hi tina, wonderful pictures you found for the theme I like them very much, my contribution is life in my city for this week’s challenge, https://wp.me/p2AvI7-3D9.
many greetings robert
Thanks Robert, glad you enjoyed these. As always, appreciate your joining us.
Pingback: lens-artists photo challenge – what a treat – photo roberts blog
Pingback: Lens-Artists Photo Challenge: #120 What a Treat! - My Colorful Expressions
I’ve also been taking advantage of Zoom photography class opportunities, they have been a real silver lining for me as well. I really like these images Tina, what a great theme for this week.
I’ve gone with two treats in one post, a shot I liked right out of the camera and a fox! https://wp.me/pbPd2C-4f
Thanks Amy, yes the Zoom classes are great and a nice perk of an otherwise bleak environment. Thanks for joining us this week!

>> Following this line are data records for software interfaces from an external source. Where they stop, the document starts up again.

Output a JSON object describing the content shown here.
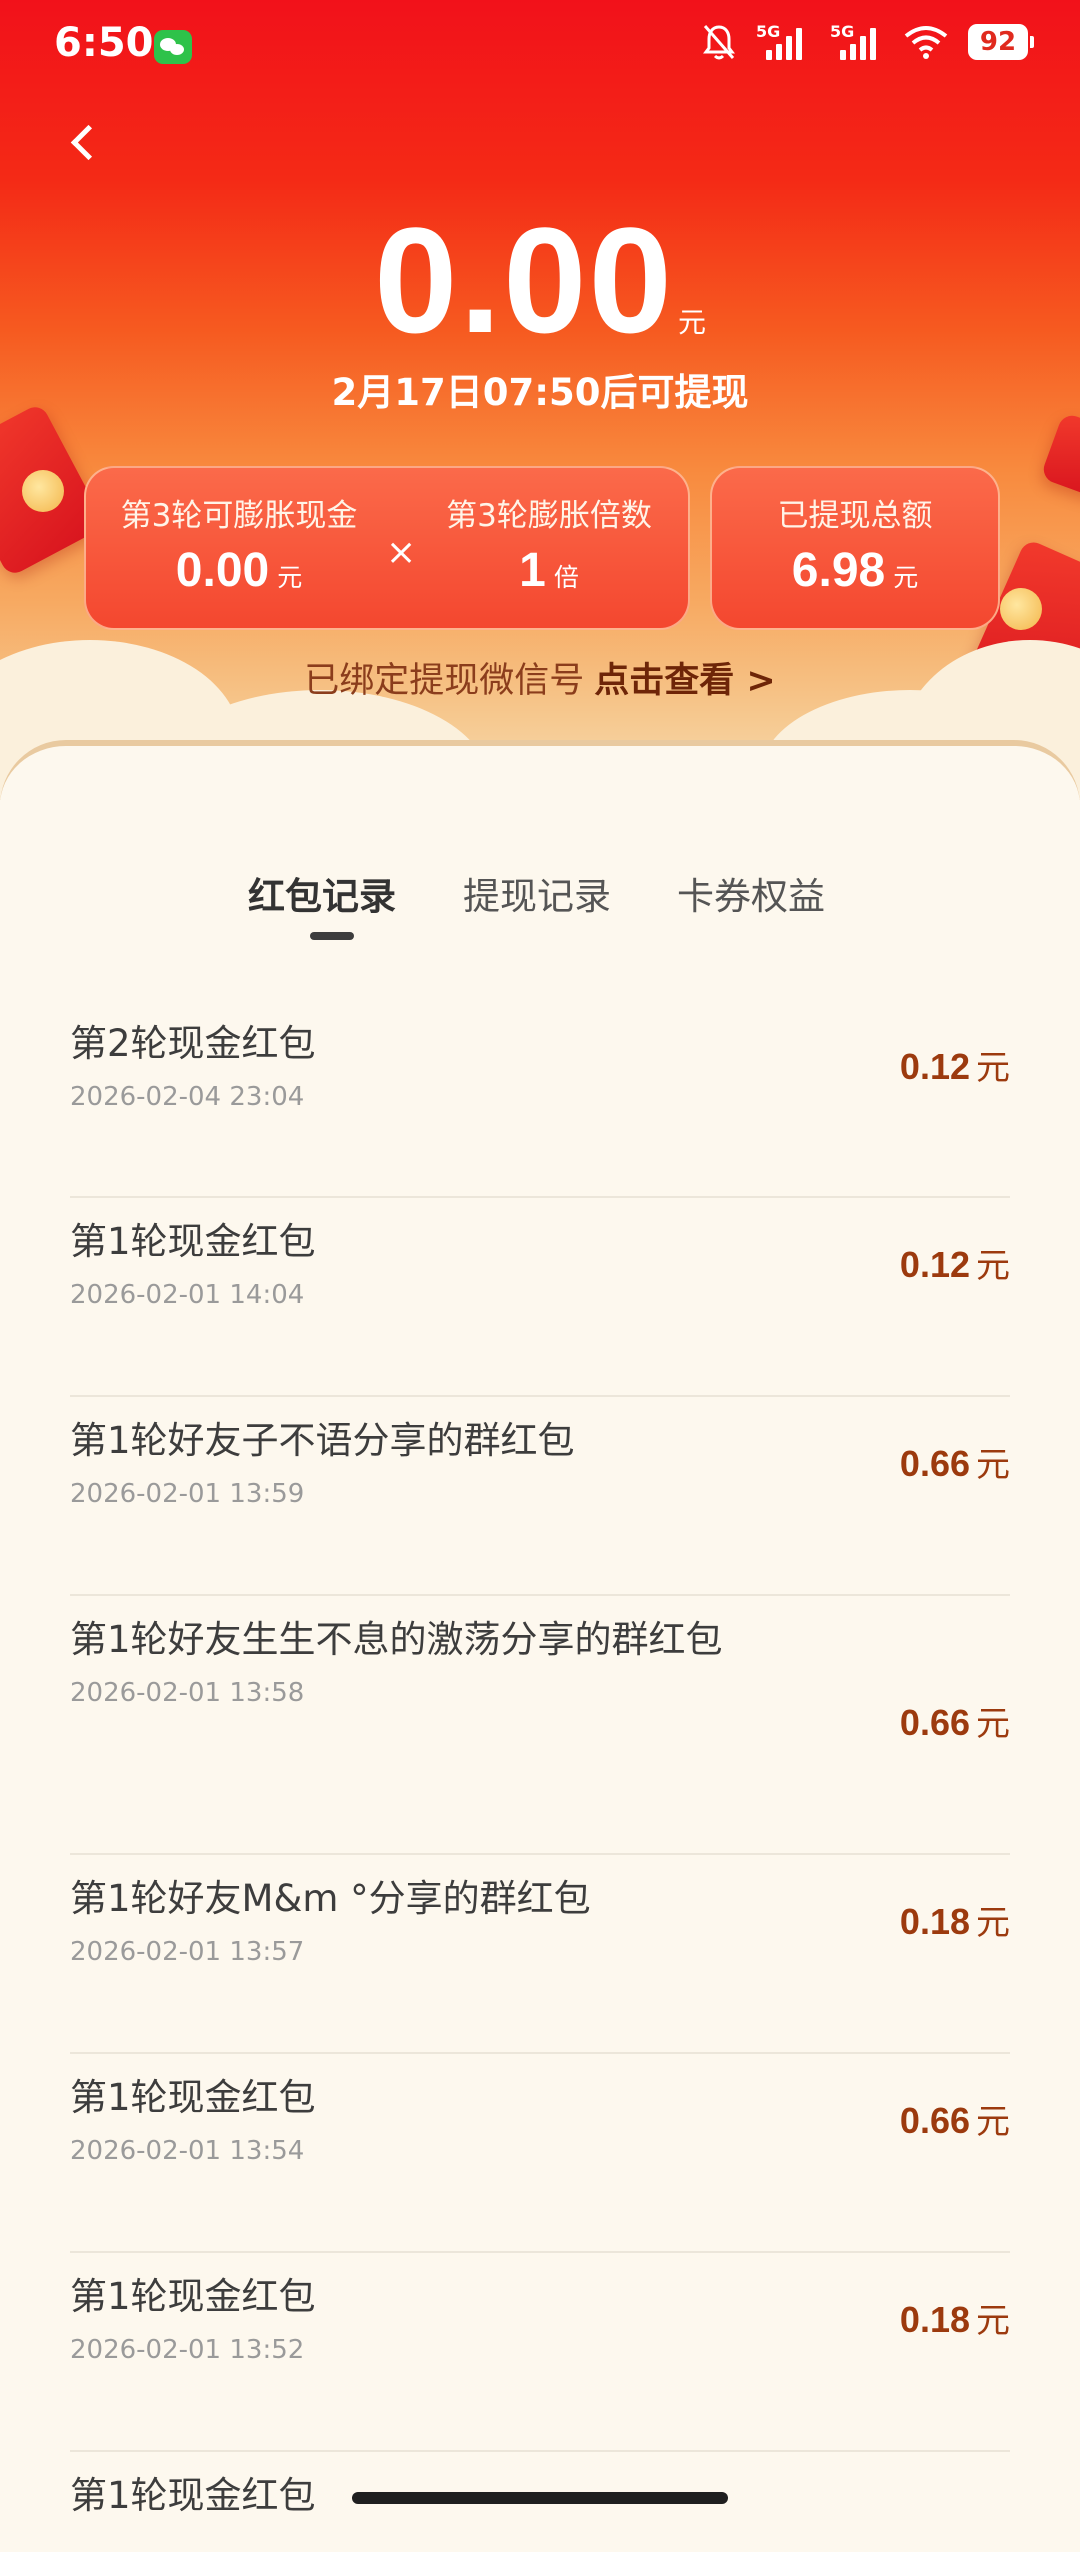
{
  "statusbar": {
    "time": "6:50",
    "network_1": "5G",
    "network_2": "5G",
    "battery": "92"
  },
  "balance": {
    "amount": "0.00",
    "unit": "元",
    "withdraw_time": "2月17日07:50后可提现"
  },
  "cards": {
    "left": {
      "item1_label": "第3轮可膨胀现金",
      "item1_value": "0.00",
      "item1_unit": "元",
      "times": "×",
      "item2_label": "第3轮膨胀倍数",
      "item2_value": "1",
      "item2_unit": "倍"
    },
    "right": {
      "label": "已提现总额",
      "value": "6.98",
      "unit": "元"
    }
  },
  "bind": {
    "text": "已绑定提现微信号",
    "link": "点击查看 >"
  },
  "tabs": [
    {
      "label": "红包记录",
      "active": true
    },
    {
      "label": "提现记录",
      "active": false
    },
    {
      "label": "卡券权益",
      "active": false
    }
  ],
  "records": [
    {
      "title": "第2轮现金红包",
      "date": "2026-02-04 23:04",
      "amount": "0.12",
      "unit": "元"
    },
    {
      "title": "第1轮现金红包",
      "date": "2026-02-01 14:04",
      "amount": "0.12",
      "unit": "元"
    },
    {
      "title": "第1轮好友子不语分享的群红包",
      "date": "2026-02-01 13:59",
      "amount": "0.66",
      "unit": "元"
    },
    {
      "title": "第1轮好友生生不息的激荡分享的群红包",
      "date": "2026-02-01 13:58",
      "amount": "0.66",
      "unit": "元"
    },
    {
      "title": "第1轮好友M&m °分享的群红包",
      "date": "2026-02-01 13:57",
      "amount": "0.18",
      "unit": "元"
    },
    {
      "title": "第1轮现金红包",
      "date": "2026-02-01 13:54",
      "amount": "0.66",
      "unit": "元"
    },
    {
      "title": "第1轮现金红包",
      "date": "2026-02-01 13:52",
      "amount": "0.18",
      "unit": "元"
    },
    {
      "title": "第1轮现金红包",
      "date": "",
      "amount": "",
      "unit": ""
    }
  ]
}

Oh, and you had asked about the challenge topics being announced in advance, I’m undecided on that one. I participate in challenges that are run both ways and it depends on the week which way I prefer. I would say though, that it should be run the way you all as moderators find most helpful and fulfilling. I’ll be curious to see which you end up preferring.
Great answer, thanks Amy!
Sent from my iPhone
Pingback: What I Am Working On: Further Adventures in Custom Settings | Photography Journal Blog: Volume 2
Pingback: The Changing Seasons – October 2020 – Reflections of An Untidy Mind
Pingback: Lens-Artists Photo Challenge – What a Treat! | Journeys with Johnbo
Pingback: What a treat… – mazeepuran (माझे e-पुराण)
Pingback: Lens-Artists #120: A Treat in My Neighborhood and In My Own Yard! – Musin' With Susan
A real treat for us, Tina! What splendid pictures! You were so fortunate to have been able to capture these animals in their natural habitat.
Extraordinarily fortunate Sue, many thanks!
Pingback: Life in My Backyard – Musin' With Susan
Pingback: Lens-Artists Challenge #120 – What A Treat! – aman Kumar yadav
Your theme was a treat, Tina. It got my writing gears spinning.
Here goes my post brewed with equal parts of travel nostalgia and the call of the mountain spirits.
These beautiful pictures, remind me of a video I saw as to what we can learn from theses beautiful animals
Your very welcome, animals are amazing. Thank you!
Pingback: What a Treat! – HorseAddict
Amazing photos of the wild! and big bird. 🙂
Thanks Lily, glad you enjoyed
Pingback: Lens-Artists #120 – what a treat! – lil bit of everything
Pingback: What A Treat | Nut House Central
Tina, Your photos were all a special treat to view. Great topic.
Mine entry this week is just ordinary daily treats found in Canby.
Thanks very much Cee, both for your lovely comment and for joining us this week!
Pingback: Lens Artists Photo #120 – What a Treat and Kammie Oddball Challenges – Cee's Photo Challenges
Pingback: Always A Treat | Out of My Write Mind
Pingback: Lens-Artists Photo Challenge – What A Treat! | Getting the Picture
Thank you for passing on these tips. I am going to review my own wildlife photos to see how well they stack up against them 🙂 Meanwhile, here’s my contribution to the theme: https://www.toonsarah-travels.blog/lens-artists-challenge-120-what-a-treat/
My pleasure Sarah, we all felt we got some excellent suggestions from the class, happy to share them.
Pingback: Lens-Artists Challenge #120: What A Treat! - Travel with me
Your images area treat for me, but how wonderful to be given such wonderful instruction!
Thanks very much Dawn and yes the class was terrific.
Pingback: Lens-Artists Challenge #120 – What a Treat! Part 2 – John's Space …..
Pingback: Corn | What's (in) the Picture?
Pingback: Lens-Artists Photo Challenge #120 – Twenty Four
I am speechless at the stunning compilation of photographs you’ve put up here. This is absolutely brilliant.
Thanks so much Radhika, it was a wonderful adventure